The New York Film Critics Circle Loves ‘Carol,’ ‘Spotlight,’ And Kristen Stewart

A handful of national bodies have begun to weigh in on the end-of-year film conversation, but we have yet to hear from any of the regional critics’ organizations. Until today, that is: The New York Film Critics Circle rolled out their selections for the awards commending the cream of 2015’s crop. And a bumper crop it was, with some sorely under-acknowledged excellence getting well-deserved recognition and worthy frontrunners securing their leads.

Carol waltzed away with four awards in key categories, not only landing Best Picture honors, but also adding to the mantlepieces of director Todd Haynes, scribe Phyllis Nagy, and cinematographer Edward Lachman. If we choose to interpret these awards as tea leaves for Oscar season — with the grain of salt taken that the Academy of Motion Pictures Arts and Sciences and the NYFCC are made up of very different sorts of people — then Carol all but has at least one of the top prizes sewn up. Wins from Saoirse Ronan for her steadfast immigrant in Brooklyn and Kristen Stewart (more on her in a moment) could complicate chances for Carol stars Rooney Mara and Cate Blanchett, both of whom are understood to be major contenders. But Carol was undoubtedly the announcements’ victor, and Todd Haynes has plenty more hardware to look forward to in the coming months.

But about ascendant K-Stew: It’s deeply gratifying to see her mature, measured, brilliantly assured work in Olivier Assayas’ hall-of-mirrors drama Clouds of Sils Maria drawing the plaudits it so richly deserves. It’s always been clear that the actress was bigger than the constrictions of the Twilight franchise would allow her to be, but Clouds represents the first full realization of her potential. As the opaque, sharply analytical personal assistant Valentine, Stewart evinces more naturalism, intelligence, and honesty than in any of her performances to date. In a kind and loving world, Academy members would take notice and scout out this brilliant film that was released quietly, and all the way back in April. It’s a real treat.

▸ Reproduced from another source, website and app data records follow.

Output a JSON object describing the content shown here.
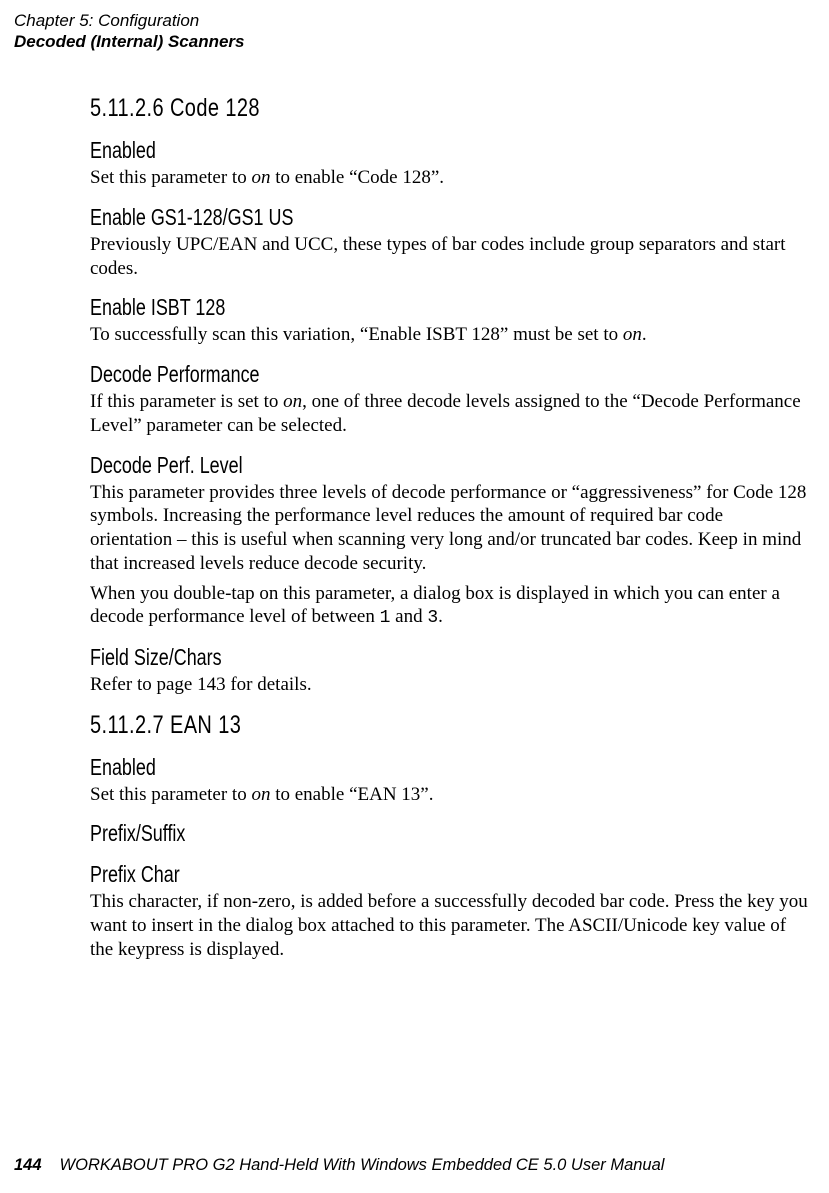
{
  "running_head": {
    "line1": "Chapter 5: Configuration",
    "line2": "Decoded (Internal) Scanners"
  },
  "sections": {
    "s1": {
      "heading": "5.11.2.6 Code 128",
      "sub1_h": "Enabled",
      "sub1_p_a": "Set this parameter to ",
      "sub1_p_b": "on",
      "sub1_p_c": " to enable “Code 128”.",
      "sub2_h": "Enable GS1-128/GS1 US",
      "sub2_p_a": "Previously UPC/EAN and ",
      "sub2_p_b": "UCC",
      "sub2_p_c": ", these types of bar codes include group separators and start codes.",
      "sub3_h": "Enable ISBT 128",
      "sub3_p_a": "To successfully scan this variation, “Enable ISBT 128” must be set to ",
      "sub3_p_b": "on",
      "sub3_p_c": ".",
      "sub4_h": "Decode Performance",
      "sub4_p_a": "If this parameter is set to ",
      "sub4_p_b": "on",
      "sub4_p_c": ", one of three decode levels assigned to the “Decode Performance Level” parameter can be selected.",
      "sub5_h": "Decode Perf. Level",
      "sub5_p1": "This parameter provides three levels of decode performance or “aggressiveness” for Code 128 symbols. Increasing the performance level reduces the amount of required bar code orientation – this is useful when scanning very long and/or truncated bar codes. Keep in mind that increased levels reduce decode security.",
      "sub5_p2_a": "When you double-tap on this parameter, a dialog box is displayed in which you can enter a decode performance level of between ",
      "sub5_p2_b": "1",
      "sub5_p2_c": " and ",
      "sub5_p2_d": "3",
      "sub5_p2_e": ".",
      "sub6_h": "Field Size/Chars",
      "sub6_p": "Refer to page 143 for details."
    },
    "s2": {
      "heading": "5.11.2.7 EAN 13",
      "sub1_h": "Enabled",
      "sub1_p_a": "Set this parameter to ",
      "sub1_p_b": "on",
      "sub1_p_c": " to enable “EAN 13”.",
      "sub2_h": "Prefix/Suffix",
      "sub3_h": "Prefix Char",
      "sub3_p": "This character, if non-zero, is added before a successfully decoded bar code. Press the key you want to insert in the dialog box attached to this parameter. The ASCII/Unicode key value of the keypress is displayed."
    }
  },
  "footer": {
    "page": "144",
    "text": "WORKABOUT PRO G2 Hand-Held With Windows Embedded CE 5.0 User Manual"
  }
}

The Best Supporting Actor category just got a bit more interesting, as well, due to an unexpected win from stage fixture Mark Rylance as Bridge of Spies‘ suspected Communist defended by Tom Hanks. Though Sylvester Stallone has been gaining traction recently as Creed has collected raves during its opening weeks, the Best Supporting Actor race has yet to develop a real frontrunner. This win might provide Rylance with some much-needed visibility before the awards season kicks into high gear.

Read the full list of awards below.

Best Picture – Carol
Best Director – Todd Haynes, Carol
Best Screenplay – Phyllis Nagy, Carol
Best Actress – Saoirse Ronan, Brooklyn
Best Actor – Michael Keaton, Spotlight
Best Supporting Actress – Kristen Stewart, Clouds of Sils Maria
Best Supporting Actor – Mark Rylance, Bridge of Spies
Best Cinematographer – Edward Lachman, Carol
Best Animated Film – Inside Out
Best Non-Fiction Film (Documentary) – In Jackson Heights
Best Foreign Film – Timbuktu
Best First Film – László Nemes, Son of Saul
Special Award – William Becker and Janus Films
Special Award – Ennio Morricone